Provided data Start Marker
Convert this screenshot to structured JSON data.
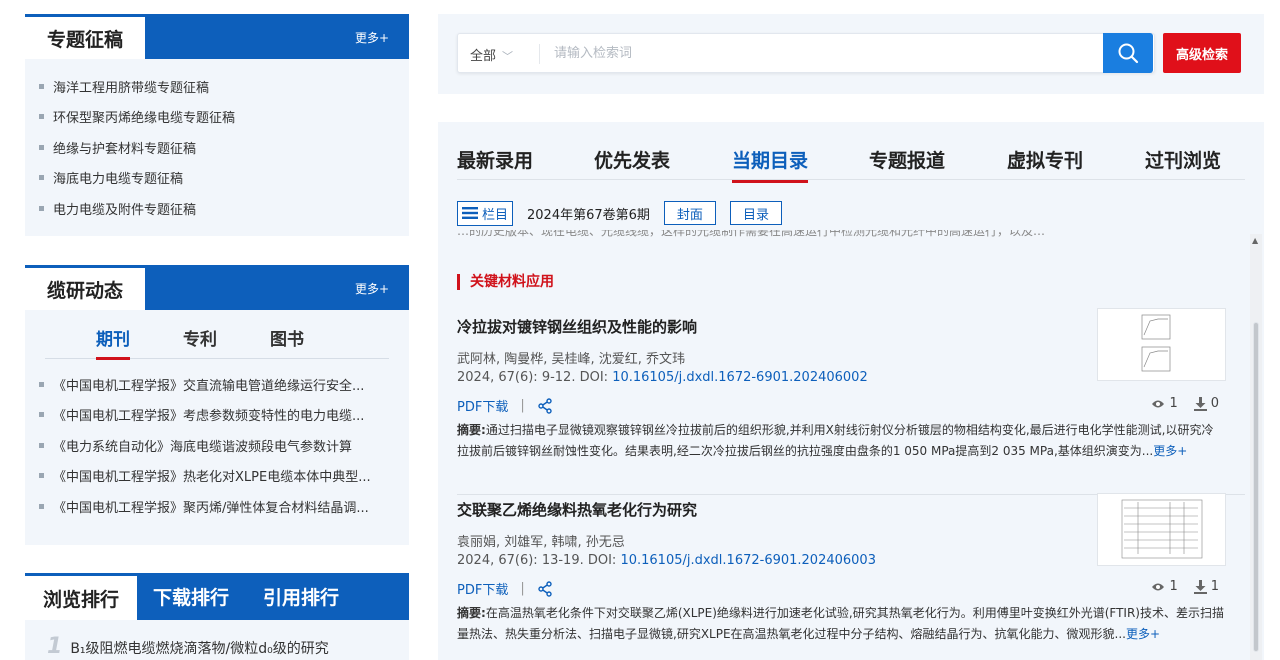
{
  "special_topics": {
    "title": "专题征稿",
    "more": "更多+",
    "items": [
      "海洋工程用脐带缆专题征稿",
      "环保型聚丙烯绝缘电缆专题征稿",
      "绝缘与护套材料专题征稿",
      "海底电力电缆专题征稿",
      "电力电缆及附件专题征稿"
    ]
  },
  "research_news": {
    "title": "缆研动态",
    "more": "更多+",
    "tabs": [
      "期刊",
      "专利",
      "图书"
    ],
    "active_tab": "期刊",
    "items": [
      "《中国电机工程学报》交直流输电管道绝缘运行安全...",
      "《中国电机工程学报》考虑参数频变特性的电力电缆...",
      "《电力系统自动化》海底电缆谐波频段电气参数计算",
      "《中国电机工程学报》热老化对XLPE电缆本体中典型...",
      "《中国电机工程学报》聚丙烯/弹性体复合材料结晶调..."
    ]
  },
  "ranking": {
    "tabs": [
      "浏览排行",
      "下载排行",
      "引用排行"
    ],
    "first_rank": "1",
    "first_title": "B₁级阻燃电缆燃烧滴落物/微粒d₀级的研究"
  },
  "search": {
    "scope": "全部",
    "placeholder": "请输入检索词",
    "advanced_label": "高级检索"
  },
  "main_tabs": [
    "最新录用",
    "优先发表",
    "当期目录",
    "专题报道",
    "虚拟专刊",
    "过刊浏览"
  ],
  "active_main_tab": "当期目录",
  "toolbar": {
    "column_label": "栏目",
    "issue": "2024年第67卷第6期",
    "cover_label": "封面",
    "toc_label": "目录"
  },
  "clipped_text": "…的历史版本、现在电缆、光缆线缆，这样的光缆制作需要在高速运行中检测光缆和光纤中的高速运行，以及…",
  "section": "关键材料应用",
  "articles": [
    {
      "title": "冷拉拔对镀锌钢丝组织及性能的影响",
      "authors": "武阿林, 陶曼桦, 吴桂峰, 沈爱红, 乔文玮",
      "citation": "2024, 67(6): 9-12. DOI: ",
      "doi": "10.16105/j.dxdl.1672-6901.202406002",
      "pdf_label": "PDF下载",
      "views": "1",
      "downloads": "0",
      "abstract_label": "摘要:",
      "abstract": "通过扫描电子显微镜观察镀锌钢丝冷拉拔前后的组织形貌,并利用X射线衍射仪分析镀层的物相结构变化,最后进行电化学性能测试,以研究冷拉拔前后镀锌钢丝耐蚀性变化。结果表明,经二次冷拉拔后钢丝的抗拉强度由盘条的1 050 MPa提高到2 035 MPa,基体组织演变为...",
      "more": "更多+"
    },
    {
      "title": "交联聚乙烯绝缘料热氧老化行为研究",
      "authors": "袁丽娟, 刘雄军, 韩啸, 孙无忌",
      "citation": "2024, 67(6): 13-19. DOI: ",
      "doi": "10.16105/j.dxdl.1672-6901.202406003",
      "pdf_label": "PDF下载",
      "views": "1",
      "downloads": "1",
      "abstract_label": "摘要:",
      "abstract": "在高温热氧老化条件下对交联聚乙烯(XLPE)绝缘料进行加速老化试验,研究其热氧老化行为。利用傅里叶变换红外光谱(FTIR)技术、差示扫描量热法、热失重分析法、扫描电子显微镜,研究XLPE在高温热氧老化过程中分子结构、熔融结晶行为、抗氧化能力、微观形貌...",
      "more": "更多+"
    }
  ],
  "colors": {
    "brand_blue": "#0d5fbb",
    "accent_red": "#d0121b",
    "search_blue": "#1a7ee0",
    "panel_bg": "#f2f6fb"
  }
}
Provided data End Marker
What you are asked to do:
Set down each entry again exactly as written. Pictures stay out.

Solution to this task:
Convert this screenshot to structured JSON data.
{
  "special_topics": {
    "title": "专题征稿",
    "more": "更多+",
    "items": [
      "海洋工程用脐带缆专题征稿",
      "环保型聚丙烯绝缘电缆专题征稿",
      "绝缘与护套材料专题征稿",
      "海底电力电缆专题征稿",
      "电力电缆及附件专题征稿"
    ]
  },
  "research_news": {
    "title": "缆研动态",
    "more": "更多+",
    "tabs": [
      "期刊",
      "专利",
      "图书"
    ],
    "active_tab": "期刊",
    "items": [
      "《中国电机工程学报》交直流输电管道绝缘运行安全...",
      "《中国电机工程学报》考虑参数频变特性的电力电缆...",
      "《电力系统自动化》海底电缆谐波频段电气参数计算",
      "《中国电机工程学报》热老化对XLPE电缆本体中典型...",
      "《中国电机工程学报》聚丙烯/弹性体复合材料结晶调..."
    ]
  },
  "ranking": {
    "tabs": [
      "浏览排行",
      "下载排行",
      "引用排行"
    ],
    "first_rank": "1",
    "first_title": "B₁级阻燃电缆燃烧滴落物/微粒d₀级的研究"
  },
  "search": {
    "scope": "全部",
    "placeholder": "请输入检索词",
    "advanced_label": "高级检索"
  },
  "main_tabs": [
    "最新录用",
    "优先发表",
    "当期目录",
    "专题报道",
    "虚拟专刊",
    "过刊浏览"
  ],
  "active_main_tab": "当期目录",
  "toolbar": {
    "column_label": "栏目",
    "issue": "2024年第67卷第6期",
    "cover_label": "封面",
    "toc_label": "目录"
  },
  "clipped_text": "…的历史版本、现在电缆、光缆线缆，这样的光缆制作需要在高速运行中检测光缆和光纤中的高速运行，以及…",
  "section": "关键材料应用",
  "articles": [
    {
      "title": "冷拉拔对镀锌钢丝组织及性能的影响",
      "authors": "武阿林, 陶曼桦, 吴桂峰, 沈爱红, 乔文玮",
      "citation": "2024, 67(6): 9-12. DOI: ",
      "doi": "10.16105/j.dxdl.1672-6901.202406002",
      "pdf_label": "PDF下载",
      "views": "1",
      "downloads": "0",
      "abstract_label": "摘要:",
      "abstract": "通过扫描电子显微镜观察镀锌钢丝冷拉拔前后的组织形貌,并利用X射线衍射仪分析镀层的物相结构变化,最后进行电化学性能测试,以研究冷拉拔前后镀锌钢丝耐蚀性变化。结果表明,经二次冷拉拔后钢丝的抗拉强度由盘条的1 050 MPa提高到2 035 MPa,基体组织演变为...",
      "more": "更多+"
    },
    {
      "title": "交联聚乙烯绝缘料热氧老化行为研究",
      "authors": "袁丽娟, 刘雄军, 韩啸, 孙无忌",
      "citation": "2024, 67(6): 13-19. DOI: ",
      "doi": "10.16105/j.dxdl.1672-6901.202406003",
      "pdf_label": "PDF下载",
      "views": "1",
      "downloads": "1",
      "abstract_label": "摘要:",
      "abstract": "在高温热氧老化条件下对交联聚乙烯(XLPE)绝缘料进行加速老化试验,研究其热氧老化行为。利用傅里叶变换红外光谱(FTIR)技术、差示扫描量热法、热失重分析法、扫描电子显微镜,研究XLPE在高温热氧老化过程中分子结构、熔融结晶行为、抗氧化能力、微观形貌...",
      "more": "更多+"
    }
  ],
  "colors": {
    "brand_blue": "#0d5fbb",
    "accent_red": "#d0121b",
    "search_blue": "#1a7ee0",
    "panel_bg": "#f2f6fb"
  }
}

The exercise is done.